____ THE RECORDS

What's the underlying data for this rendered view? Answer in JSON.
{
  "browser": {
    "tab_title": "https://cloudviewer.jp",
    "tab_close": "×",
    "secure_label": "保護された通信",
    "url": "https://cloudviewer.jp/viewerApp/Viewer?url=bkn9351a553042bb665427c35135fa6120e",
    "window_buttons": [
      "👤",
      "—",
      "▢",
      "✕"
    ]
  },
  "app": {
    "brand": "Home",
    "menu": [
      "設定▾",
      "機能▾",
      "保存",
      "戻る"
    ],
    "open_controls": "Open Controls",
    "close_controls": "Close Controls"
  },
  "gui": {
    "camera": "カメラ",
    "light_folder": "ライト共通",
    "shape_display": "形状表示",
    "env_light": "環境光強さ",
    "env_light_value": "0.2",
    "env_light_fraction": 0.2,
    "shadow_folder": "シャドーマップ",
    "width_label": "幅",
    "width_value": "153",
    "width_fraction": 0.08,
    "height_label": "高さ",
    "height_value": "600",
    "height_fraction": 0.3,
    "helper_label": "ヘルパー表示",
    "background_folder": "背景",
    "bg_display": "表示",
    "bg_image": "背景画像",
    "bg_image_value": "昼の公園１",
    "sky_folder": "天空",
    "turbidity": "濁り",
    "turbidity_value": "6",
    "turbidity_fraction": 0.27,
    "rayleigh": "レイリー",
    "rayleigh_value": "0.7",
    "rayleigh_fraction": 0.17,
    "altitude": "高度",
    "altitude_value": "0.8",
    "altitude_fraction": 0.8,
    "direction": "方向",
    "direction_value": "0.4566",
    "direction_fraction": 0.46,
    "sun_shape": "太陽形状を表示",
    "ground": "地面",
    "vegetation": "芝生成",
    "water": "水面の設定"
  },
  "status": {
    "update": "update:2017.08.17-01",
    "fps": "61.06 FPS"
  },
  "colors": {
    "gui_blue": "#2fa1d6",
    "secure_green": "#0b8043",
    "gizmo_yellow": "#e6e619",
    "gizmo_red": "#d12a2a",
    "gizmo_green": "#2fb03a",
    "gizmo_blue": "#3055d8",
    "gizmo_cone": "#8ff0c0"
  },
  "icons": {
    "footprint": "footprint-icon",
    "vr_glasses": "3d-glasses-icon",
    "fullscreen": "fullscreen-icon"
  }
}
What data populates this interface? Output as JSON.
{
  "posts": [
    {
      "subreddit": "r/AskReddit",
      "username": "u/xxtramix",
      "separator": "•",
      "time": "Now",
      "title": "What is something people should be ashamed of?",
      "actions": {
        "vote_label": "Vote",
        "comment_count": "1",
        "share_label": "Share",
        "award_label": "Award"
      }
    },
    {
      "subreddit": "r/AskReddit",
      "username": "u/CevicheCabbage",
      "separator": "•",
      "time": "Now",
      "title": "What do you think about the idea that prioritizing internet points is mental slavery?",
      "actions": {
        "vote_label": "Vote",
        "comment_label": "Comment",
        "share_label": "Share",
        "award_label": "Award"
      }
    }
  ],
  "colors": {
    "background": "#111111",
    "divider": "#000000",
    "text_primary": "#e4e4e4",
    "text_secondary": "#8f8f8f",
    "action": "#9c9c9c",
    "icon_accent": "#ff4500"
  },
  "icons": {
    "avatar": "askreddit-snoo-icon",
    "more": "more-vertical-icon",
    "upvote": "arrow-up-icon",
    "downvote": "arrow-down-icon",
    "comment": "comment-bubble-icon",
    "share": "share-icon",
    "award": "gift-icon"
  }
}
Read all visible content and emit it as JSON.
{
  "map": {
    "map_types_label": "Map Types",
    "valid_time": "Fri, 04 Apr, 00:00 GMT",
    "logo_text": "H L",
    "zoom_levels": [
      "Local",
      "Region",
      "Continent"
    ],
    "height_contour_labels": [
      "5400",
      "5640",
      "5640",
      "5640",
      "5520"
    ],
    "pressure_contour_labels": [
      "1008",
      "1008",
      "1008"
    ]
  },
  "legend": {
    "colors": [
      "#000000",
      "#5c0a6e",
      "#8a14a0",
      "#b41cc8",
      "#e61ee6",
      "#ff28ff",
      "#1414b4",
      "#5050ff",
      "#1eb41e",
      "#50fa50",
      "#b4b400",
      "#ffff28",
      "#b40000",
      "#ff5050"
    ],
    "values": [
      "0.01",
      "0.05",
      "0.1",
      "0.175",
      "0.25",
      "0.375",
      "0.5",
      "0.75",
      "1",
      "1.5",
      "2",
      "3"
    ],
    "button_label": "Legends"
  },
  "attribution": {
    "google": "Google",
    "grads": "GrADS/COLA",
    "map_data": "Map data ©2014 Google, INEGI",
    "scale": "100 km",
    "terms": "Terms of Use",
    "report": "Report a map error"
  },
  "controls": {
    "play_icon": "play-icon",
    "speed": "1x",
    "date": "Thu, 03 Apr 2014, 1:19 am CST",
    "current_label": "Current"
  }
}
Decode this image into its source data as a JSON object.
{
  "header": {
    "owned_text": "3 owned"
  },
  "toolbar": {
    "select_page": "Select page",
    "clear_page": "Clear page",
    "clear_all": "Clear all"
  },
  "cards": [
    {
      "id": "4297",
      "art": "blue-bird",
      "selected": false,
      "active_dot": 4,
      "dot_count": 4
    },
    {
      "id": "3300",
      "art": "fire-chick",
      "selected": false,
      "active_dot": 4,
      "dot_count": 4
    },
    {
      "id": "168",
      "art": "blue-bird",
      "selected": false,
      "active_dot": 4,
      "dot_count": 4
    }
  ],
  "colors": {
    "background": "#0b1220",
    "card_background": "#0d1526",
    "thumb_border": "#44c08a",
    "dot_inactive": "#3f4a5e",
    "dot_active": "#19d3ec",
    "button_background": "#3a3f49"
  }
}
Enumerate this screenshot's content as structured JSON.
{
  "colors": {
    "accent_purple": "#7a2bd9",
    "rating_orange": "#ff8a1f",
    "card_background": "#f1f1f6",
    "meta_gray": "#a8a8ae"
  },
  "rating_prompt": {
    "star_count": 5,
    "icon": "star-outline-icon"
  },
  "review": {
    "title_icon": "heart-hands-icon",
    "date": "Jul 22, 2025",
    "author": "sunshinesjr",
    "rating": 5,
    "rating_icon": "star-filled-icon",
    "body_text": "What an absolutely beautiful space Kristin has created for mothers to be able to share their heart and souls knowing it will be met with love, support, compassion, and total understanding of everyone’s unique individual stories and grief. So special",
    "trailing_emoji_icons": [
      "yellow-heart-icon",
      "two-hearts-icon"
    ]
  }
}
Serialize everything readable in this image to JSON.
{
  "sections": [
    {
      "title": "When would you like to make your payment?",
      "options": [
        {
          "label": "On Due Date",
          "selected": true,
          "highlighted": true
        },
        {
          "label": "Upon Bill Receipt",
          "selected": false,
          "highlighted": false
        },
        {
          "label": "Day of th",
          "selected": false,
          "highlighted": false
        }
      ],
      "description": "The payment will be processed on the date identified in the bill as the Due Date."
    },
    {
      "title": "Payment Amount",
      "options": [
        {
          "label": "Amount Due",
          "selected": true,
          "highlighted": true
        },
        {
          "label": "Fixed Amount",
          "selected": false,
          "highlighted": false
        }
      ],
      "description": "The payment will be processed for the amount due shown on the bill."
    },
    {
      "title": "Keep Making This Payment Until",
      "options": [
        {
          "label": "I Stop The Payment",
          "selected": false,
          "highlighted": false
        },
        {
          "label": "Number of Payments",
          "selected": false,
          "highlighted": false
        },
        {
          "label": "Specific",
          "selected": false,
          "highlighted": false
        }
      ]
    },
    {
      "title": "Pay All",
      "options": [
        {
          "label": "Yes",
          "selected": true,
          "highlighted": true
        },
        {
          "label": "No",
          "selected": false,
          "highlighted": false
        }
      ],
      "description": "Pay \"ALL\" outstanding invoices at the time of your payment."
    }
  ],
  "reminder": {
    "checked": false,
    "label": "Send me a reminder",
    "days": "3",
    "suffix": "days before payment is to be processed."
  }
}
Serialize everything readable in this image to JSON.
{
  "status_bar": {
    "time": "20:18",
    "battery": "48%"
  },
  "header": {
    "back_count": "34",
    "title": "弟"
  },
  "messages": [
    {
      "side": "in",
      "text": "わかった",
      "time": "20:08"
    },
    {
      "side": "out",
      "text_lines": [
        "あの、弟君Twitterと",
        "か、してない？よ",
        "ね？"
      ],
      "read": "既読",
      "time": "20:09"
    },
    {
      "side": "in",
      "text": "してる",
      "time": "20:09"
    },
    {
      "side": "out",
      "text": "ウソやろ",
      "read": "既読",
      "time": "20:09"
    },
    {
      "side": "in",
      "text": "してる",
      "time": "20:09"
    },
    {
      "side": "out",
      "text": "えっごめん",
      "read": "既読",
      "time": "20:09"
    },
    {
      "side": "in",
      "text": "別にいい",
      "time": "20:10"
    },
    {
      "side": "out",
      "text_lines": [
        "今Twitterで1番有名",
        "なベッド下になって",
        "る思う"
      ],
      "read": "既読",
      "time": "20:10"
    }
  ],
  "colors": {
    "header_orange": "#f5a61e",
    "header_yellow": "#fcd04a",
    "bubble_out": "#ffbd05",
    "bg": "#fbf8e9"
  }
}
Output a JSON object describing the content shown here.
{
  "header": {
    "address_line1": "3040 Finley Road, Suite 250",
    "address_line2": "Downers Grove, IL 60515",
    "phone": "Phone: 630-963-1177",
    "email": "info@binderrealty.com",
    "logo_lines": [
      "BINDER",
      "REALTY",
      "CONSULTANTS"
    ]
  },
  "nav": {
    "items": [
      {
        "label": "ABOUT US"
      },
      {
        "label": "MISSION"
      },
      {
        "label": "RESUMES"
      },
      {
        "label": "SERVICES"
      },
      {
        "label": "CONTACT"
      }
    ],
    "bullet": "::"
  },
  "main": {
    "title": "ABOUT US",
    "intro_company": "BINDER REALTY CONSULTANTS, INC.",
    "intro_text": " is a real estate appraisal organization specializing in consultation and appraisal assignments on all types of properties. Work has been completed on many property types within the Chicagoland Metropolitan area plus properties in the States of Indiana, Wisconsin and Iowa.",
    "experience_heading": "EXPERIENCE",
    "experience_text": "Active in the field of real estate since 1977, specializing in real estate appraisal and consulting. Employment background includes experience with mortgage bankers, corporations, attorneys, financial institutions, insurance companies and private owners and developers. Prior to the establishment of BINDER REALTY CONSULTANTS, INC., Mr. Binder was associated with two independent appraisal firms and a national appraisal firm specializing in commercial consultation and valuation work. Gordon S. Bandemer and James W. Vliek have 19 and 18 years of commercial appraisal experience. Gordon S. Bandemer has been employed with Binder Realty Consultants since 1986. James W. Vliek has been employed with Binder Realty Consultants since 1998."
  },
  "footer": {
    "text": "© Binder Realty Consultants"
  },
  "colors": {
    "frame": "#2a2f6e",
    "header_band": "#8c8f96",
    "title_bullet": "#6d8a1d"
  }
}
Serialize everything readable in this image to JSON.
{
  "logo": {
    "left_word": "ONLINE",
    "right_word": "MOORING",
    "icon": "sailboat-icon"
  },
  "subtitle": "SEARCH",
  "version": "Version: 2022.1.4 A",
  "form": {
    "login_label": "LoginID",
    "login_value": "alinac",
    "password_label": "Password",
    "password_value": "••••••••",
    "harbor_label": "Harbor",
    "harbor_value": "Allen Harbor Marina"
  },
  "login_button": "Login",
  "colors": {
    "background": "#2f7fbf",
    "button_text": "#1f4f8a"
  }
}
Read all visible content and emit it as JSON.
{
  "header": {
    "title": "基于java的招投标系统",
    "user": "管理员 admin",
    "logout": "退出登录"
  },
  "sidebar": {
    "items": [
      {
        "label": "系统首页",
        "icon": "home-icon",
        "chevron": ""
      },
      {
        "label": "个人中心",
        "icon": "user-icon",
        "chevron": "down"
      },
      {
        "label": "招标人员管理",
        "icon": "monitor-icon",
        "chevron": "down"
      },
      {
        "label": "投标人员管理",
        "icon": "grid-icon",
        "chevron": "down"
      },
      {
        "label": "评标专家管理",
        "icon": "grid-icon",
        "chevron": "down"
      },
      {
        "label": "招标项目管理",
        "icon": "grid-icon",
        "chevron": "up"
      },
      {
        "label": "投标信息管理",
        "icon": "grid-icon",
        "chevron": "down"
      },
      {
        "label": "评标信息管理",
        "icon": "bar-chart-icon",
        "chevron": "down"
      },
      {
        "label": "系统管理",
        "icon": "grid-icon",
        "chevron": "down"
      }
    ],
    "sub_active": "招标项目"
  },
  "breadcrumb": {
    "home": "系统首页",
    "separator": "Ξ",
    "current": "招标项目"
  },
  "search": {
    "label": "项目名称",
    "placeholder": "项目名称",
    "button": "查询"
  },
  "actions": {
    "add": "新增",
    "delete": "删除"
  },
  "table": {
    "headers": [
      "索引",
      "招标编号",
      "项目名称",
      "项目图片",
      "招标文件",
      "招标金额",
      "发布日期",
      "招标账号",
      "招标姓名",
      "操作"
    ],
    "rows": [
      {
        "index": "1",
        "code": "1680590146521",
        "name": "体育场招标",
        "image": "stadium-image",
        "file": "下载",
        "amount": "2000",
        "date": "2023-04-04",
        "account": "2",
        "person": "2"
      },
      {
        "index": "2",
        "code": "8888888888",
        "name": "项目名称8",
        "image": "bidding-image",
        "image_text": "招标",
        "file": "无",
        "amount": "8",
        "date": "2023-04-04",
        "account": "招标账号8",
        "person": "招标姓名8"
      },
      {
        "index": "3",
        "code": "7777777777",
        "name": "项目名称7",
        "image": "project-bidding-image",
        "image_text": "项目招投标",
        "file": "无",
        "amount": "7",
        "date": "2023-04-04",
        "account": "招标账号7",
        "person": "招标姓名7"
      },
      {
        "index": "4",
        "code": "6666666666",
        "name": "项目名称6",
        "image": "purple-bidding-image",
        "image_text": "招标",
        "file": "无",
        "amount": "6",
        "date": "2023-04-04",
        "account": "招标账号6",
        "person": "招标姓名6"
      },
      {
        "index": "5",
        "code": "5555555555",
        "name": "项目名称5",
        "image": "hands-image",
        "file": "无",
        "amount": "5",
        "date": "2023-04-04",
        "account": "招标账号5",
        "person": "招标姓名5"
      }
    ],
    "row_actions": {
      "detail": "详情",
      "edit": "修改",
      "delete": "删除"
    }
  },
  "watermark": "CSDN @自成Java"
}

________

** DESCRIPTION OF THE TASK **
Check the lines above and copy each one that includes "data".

** TASK SOLUTION **
What's the underlying data for this rendered view? Answer in JSON.
What data populates this interface? Output as JSON.
    "map_data": "Map data ©2014 Google, INEGI",
Decode this image into its source data as a JSON object.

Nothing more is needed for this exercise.